Chain length determines molecular colour of fluorescent polymers
Researchers at ETH Zurich have developed fluorescent polymers whose colour can be easily tuned. Depending on their length, the polymers emit a different colour. Potential applications include biomedicine, security printing and solar energy.
Around the world, a huge amount of research and development work is currently being done on carbon-containing, or organic, molecules that emit coloured light after appropriate excitation. This research field is driven by the display industry and the development of biomedical imaging techniques.
While precise colour tuning in organic fluorescent dyes has so far usually been achieved by mixing different molecules, ETH researchers have now developed an approach that can generate a broad palette of colours by way of chemical adjustments within the molecules themselves.

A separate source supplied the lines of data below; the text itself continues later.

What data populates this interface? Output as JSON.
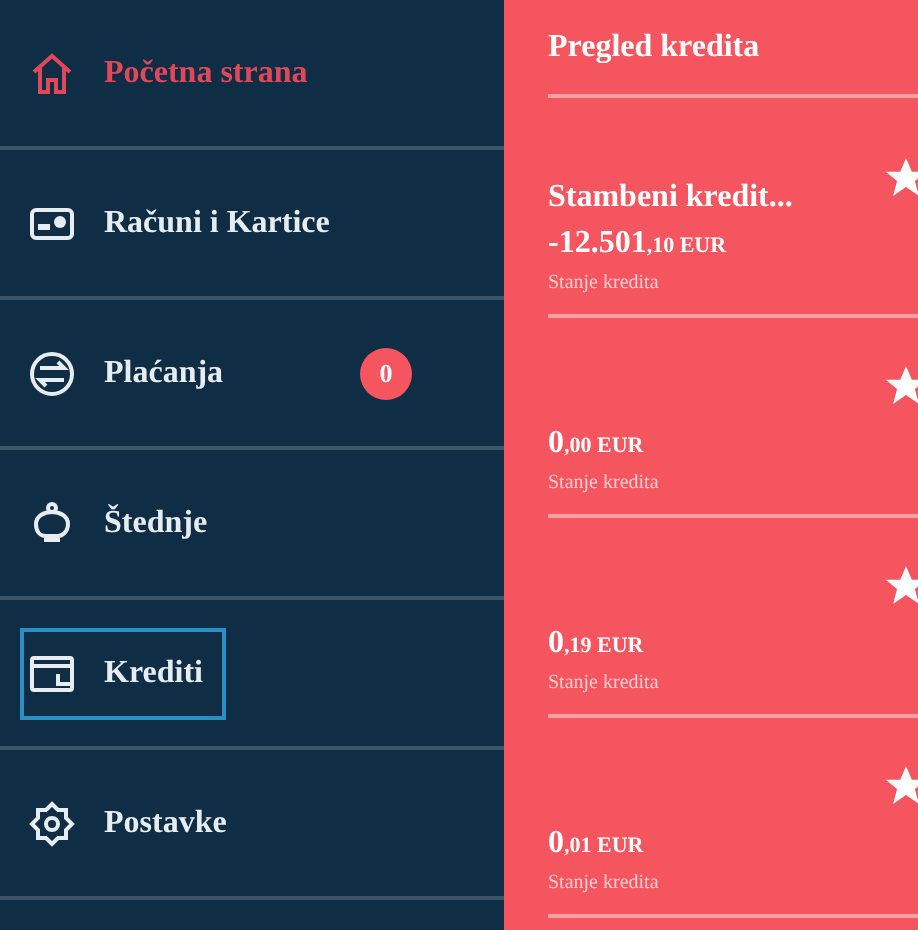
{
  "sidebar": {
    "items": [
      {
        "label": "Početna strana",
        "selected": true,
        "focused": false
      },
      {
        "label": "Računi i Kartice",
        "selected": false,
        "focused": false
      },
      {
        "label": "Plaćanja",
        "selected": false,
        "focused": false,
        "badge": "0"
      },
      {
        "label": "Štednje",
        "selected": false,
        "focused": false
      },
      {
        "label": "Krediti",
        "selected": false,
        "focused": true
      },
      {
        "label": "Postavke",
        "selected": false,
        "focused": false
      }
    ]
  },
  "panel": {
    "title": "Pregled kredita",
    "loans": [
      {
        "name": "Stambeni kredit...",
        "amount": "-12.501",
        "fraction": ",10 EUR",
        "caption": "Stanje kredita",
        "favorite": true
      },
      {
        "amount": "0",
        "fraction": ",00 EUR",
        "caption": "Stanje kredita",
        "favorite": true
      },
      {
        "amount": "0",
        "fraction": ",19 EUR",
        "caption": "Stanje kredita",
        "favorite": true
      },
      {
        "amount": "0",
        "fraction": ",01 EUR",
        "caption": "Stanje kredita",
        "favorite": true
      }
    ]
  }
}
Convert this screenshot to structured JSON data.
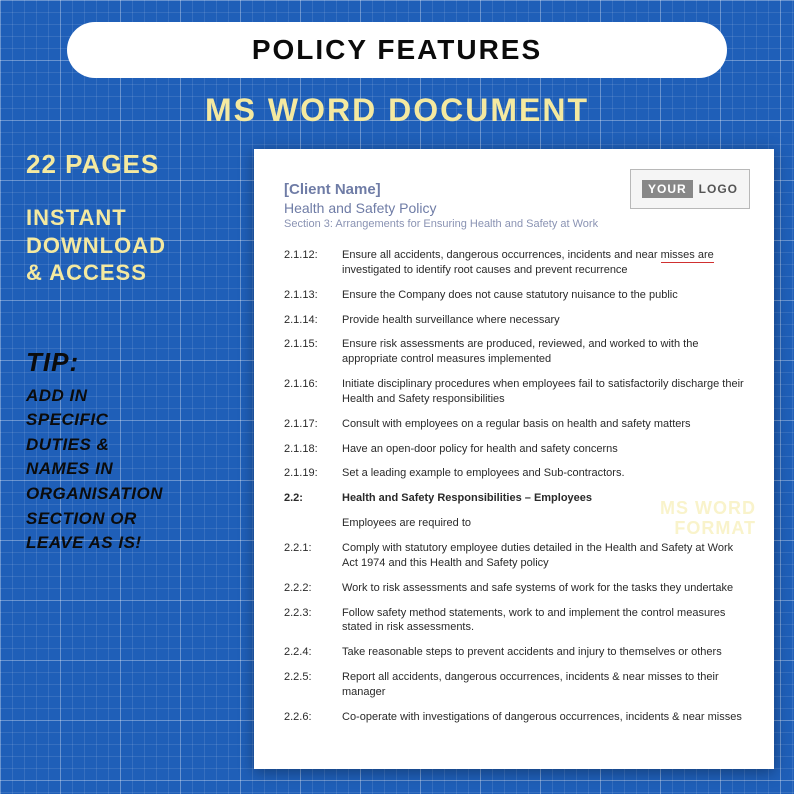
{
  "header": {
    "pill": "POLICY FEATURES",
    "subtitle": "MS WORD DOCUMENT"
  },
  "sidebar": {
    "pages": "22 PAGES",
    "instant": "INSTANT\nDOWNLOAD\n& ACCESS",
    "tip_label": "TIP:",
    "tip_body": "ADD IN\nSPECIFIC\nDUTIES &\nNAMES IN\nORGANISATION\nSECTION OR\nLEAVE AS IS!"
  },
  "doc": {
    "logo_your": "YOUR",
    "logo_logo": "LOGO",
    "client": "[Client Name]",
    "title": "Health and Safety Policy",
    "section": "Section 3: Arrangements for Ensuring Health and Safety at Work",
    "watermark": "MS WORD\nFORMAT",
    "items": [
      {
        "n": "2.1.12:",
        "t": "Ensure all accidents, dangerous occurrences, incidents and near ",
        "tail": "misses are",
        "t2": " investigated to identify root causes and prevent recurrence"
      },
      {
        "n": "2.1.13:",
        "t": "Ensure the Company does not cause statutory nuisance to the public"
      },
      {
        "n": "2.1.14:",
        "t": "Provide health surveillance where necessary"
      },
      {
        "n": "2.1.15:",
        "t": "Ensure risk assessments are produced, reviewed, and worked to with the appropriate control measures implemented"
      },
      {
        "n": "2.1.16:",
        "t": "Initiate disciplinary procedures when employees fail to satisfactorily discharge their Health and Safety responsibilities"
      },
      {
        "n": "2.1.17:",
        "t": "Consult with employees on a regular basis on health and safety matters"
      },
      {
        "n": "2.1.18:",
        "t": "Have an open-door policy for health and safety concerns"
      },
      {
        "n": "2.1.19:",
        "t": "Set a leading example to employees and Sub-contractors."
      }
    ],
    "sec2_num": "2.2:",
    "sec2_title": "Health and Safety Responsibilities – Employees",
    "sec2_intro": "Employees are required to",
    "items2": [
      {
        "n": "2.2.1:",
        "t": "Comply with statutory employee duties detailed in the Health and Safety at Work Act 1974 and this Health and Safety policy"
      },
      {
        "n": "2.2.2:",
        "t": "Work to risk assessments and safe systems of work for the tasks they undertake"
      },
      {
        "n": "2.2.3:",
        "t": "Follow safety method statements, work to and implement the control measures stated in risk assessments."
      },
      {
        "n": "2.2.4:",
        "t": "Take reasonable steps to prevent accidents and injury to themselves or others"
      },
      {
        "n": "2.2.5:",
        "t": "Report all accidents, dangerous occurrences, incidents & near misses to their manager"
      },
      {
        "n": "2.2.6:",
        "t": "Co-operate with investigations of dangerous occurrences, incidents & near misses"
      }
    ]
  }
}
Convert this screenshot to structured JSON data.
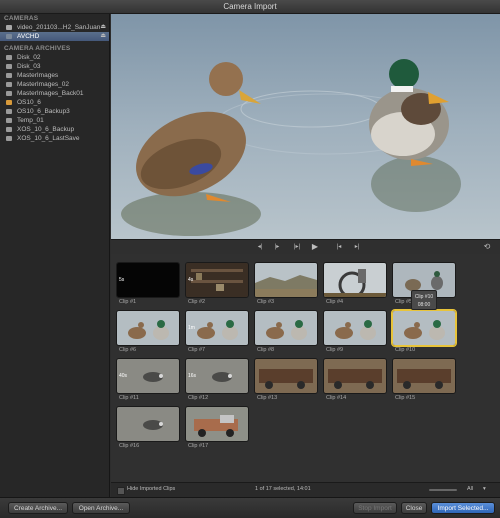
{
  "window": {
    "title": "Camera Import"
  },
  "sidebar": {
    "cameras_header": "CAMERAS",
    "cameras": [
      {
        "label": "video_201103...H2_SanJuan",
        "icon": "folder-icon",
        "eject": "⏏"
      },
      {
        "label": "AVCHD",
        "icon": "camera-icon",
        "eject": "⏏"
      }
    ],
    "archives_header": "CAMERA ARCHIVES",
    "archives": [
      {
        "label": "Disk_02",
        "icon": "disk-icon"
      },
      {
        "label": "Disk_03",
        "icon": "disk-icon"
      },
      {
        "label": "MasterImages",
        "icon": "disk-icon"
      },
      {
        "label": "MasterImages_02",
        "icon": "disk-icon"
      },
      {
        "label": "MasterImages_Back01",
        "icon": "disk-icon"
      },
      {
        "label": "OS10_6",
        "icon": "orange-disk-icon"
      },
      {
        "label": "OS10_6_Backup3",
        "icon": "disk-icon"
      },
      {
        "label": "Temp_01",
        "icon": "disk-icon"
      },
      {
        "label": "XOS_10_6_Backup",
        "icon": "disk-icon"
      },
      {
        "label": "XOS_10_6_LastSave",
        "icon": "disk-icon"
      }
    ]
  },
  "controls": {
    "buttons": [
      "◂|",
      "|▸",
      "|▸|",
      "▶",
      "|◂",
      "▸|"
    ],
    "loop": "⟲"
  },
  "clips": [
    {
      "name": "Clip #1",
      "duration": "5s",
      "scene": "black"
    },
    {
      "name": "Clip #2",
      "duration": "4s",
      "scene": "shelf"
    },
    {
      "name": "Clip #3",
      "duration": "",
      "scene": "landscape"
    },
    {
      "name": "Clip #4",
      "duration": "",
      "scene": "wheel"
    },
    {
      "name": "Clip #5",
      "duration": "",
      "scene": "birds"
    },
    {
      "name": "Clip #6",
      "duration": "",
      "scene": "ducks"
    },
    {
      "name": "Clip #7",
      "duration": "1m",
      "scene": "ducks"
    },
    {
      "name": "Clip #8",
      "duration": "",
      "scene": "ducks"
    },
    {
      "name": "Clip #9",
      "duration": "",
      "scene": "ducks"
    },
    {
      "name": "Clip #10",
      "duration": "",
      "scene": "ducks"
    },
    {
      "name": "Clip #11",
      "duration": "40s",
      "scene": "gravel"
    },
    {
      "name": "Clip #12",
      "duration": "16s",
      "scene": "gravel"
    },
    {
      "name": "Clip #13",
      "duration": "",
      "scene": "rust"
    },
    {
      "name": "Clip #14",
      "duration": "",
      "scene": "rust"
    },
    {
      "name": "Clip #15",
      "duration": "",
      "scene": "rust"
    },
    {
      "name": "Clip #16",
      "duration": "",
      "scene": "gravel"
    },
    {
      "name": "Clip #17",
      "duration": "",
      "scene": "truck"
    }
  ],
  "selected_clip": 10,
  "tooltip": {
    "name": "Clip #10",
    "time": "08:00"
  },
  "status": {
    "hide_imported_label": "Hide Imported Clips",
    "selection": "1 of 17 selected, 14:01",
    "filter": "All"
  },
  "buttons": {
    "create_archive": "Create Archive...",
    "open_archive": "Open Archive...",
    "stop_import": "Stop Import",
    "close": "Close",
    "import_selected": "Import Selected..."
  }
}
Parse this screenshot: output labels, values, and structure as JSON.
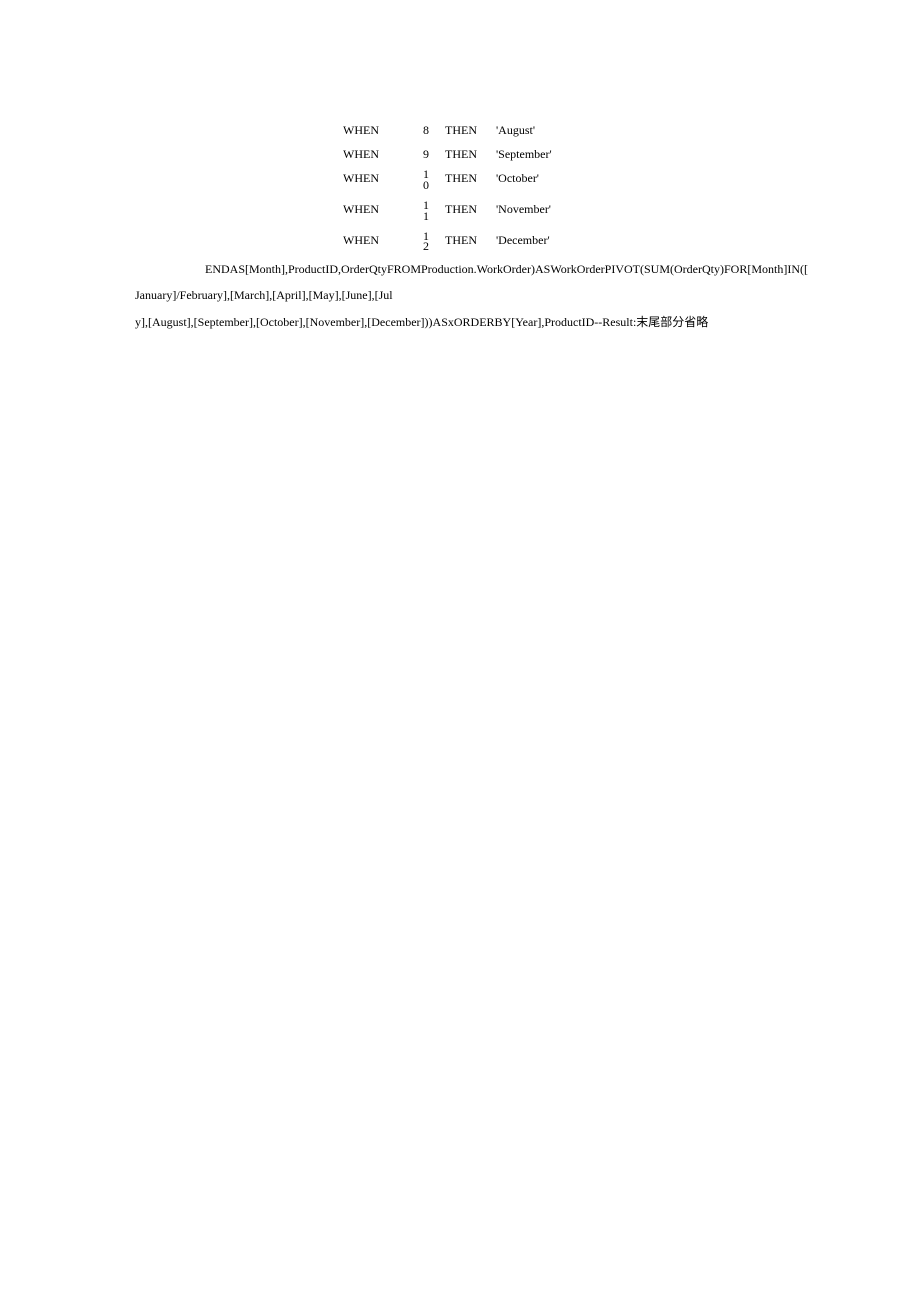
{
  "table": {
    "rows": [
      {
        "when": "WHEN",
        "num": "8",
        "then": "THEN",
        "val": "'August'"
      },
      {
        "when": "WHEN",
        "num": "9",
        "then": "THEN",
        "val": "'September'"
      },
      {
        "when": "WHEN",
        "num": "10",
        "then": "THEN",
        "val": "'October'"
      },
      {
        "when": "WHEN",
        "num": "11",
        "then": "THEN",
        "val": "'November'"
      },
      {
        "when": "WHEN",
        "num": "12",
        "then": "THEN",
        "val": "'December'"
      }
    ]
  },
  "body": {
    "line1": "ENDAS[Month],ProductID,OrderQtyFROMProduction.WorkOrder)ASWorkOrderPIVOT(SUM(OrderQty)FOR[Month]IN([",
    "line2": "January]/February],[March],[April],[May],[June],[Jul",
    "line3": "y],[August],[September],[October],[November],[December]))ASxORDERBY[Year],ProductID--Result:末尾部分省略"
  }
}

Yinyin Bao, a group leader in the group of ETH professor Jean-Christophe Leroux, and his team of scientists turned to fluorescent organic polymers for this work. These polymers can best be thought of as moving chains of varying lengths. "The chains have a symmetrical structure, and two components within them contribute to the fluorescence," Bao explains. "One component, called the fluorophore, sits in the middle of the chain, while the other component occurs once at each of the chain's two ends."
Joining the fluorophore in the middle of the chain with each end of the chain are links whose number and structure scientists can adjust. If the polymer chain is bent so that one of its ends comes to lie near the fluorophore and the chain is simultaneously irradiated with UV light, it fluoresces.
Distance affects the interaction
The scientists have now been able to show that the fluorescence colour depends not only on the structure of the chain links and ends, but also on the number of chain links. "It's the interaction of the chain end and the fluorophore that's responsible for the fluorescence of these polymers," Bao says: "The distance between the two components affects how they interact and thus the colour that's emitted."
Using a method called living polymerisation, the researchers can regulate the number of chain links. First, they gradually grow the chain by a slow process of attaching building blocks to the fluorophore. Once the desired length is reached, the scientists can terminate the process and simultaneously generate the chain end molecule. This is how the researchers produced polymers with different colours: with fewer than 18 building blocks, the molecules fluoresce yellow; with 25 chain links, green; and with 44 or more links, blue. "What's special about this is that these differently luminescent polymers are all composed of the exact same components. The only difference is the chain length," Bao says.
Wide colour range OLEDs
The research team, including scientists from the group of ETH Professor Chih-Jen Shih and from the Royal Melbourne Institute of Technology in Australia, published their work in the journal Science Advances. Currently, the researchers can produce fluorescent polymers in yellow, green and blue, but they are working on extending the principle to include other colours, including red.
These new fluorescent polymers can't be used directly as OLEDs (organic LEDs) in displays because their electrical conductivity is not sufficiently high, Bao explains. However, it ought to be possible to combine the polymers with semiconducting molecules in order to produce wide colour range OLEDs in a simple way. Used in concentrated solar power plants, they could also collect sunlight more efficiently and thus increase the plants' efficiency.
Bao sees their main areas of application in laboratory diagnostic procedures that use fluorescence, for example in PCR, as well as in microscopy and imaging procedures in cell biology and medicine. Other potential uses would be as security features on banknotes and certificates or in passports.
Source: ETH Zürich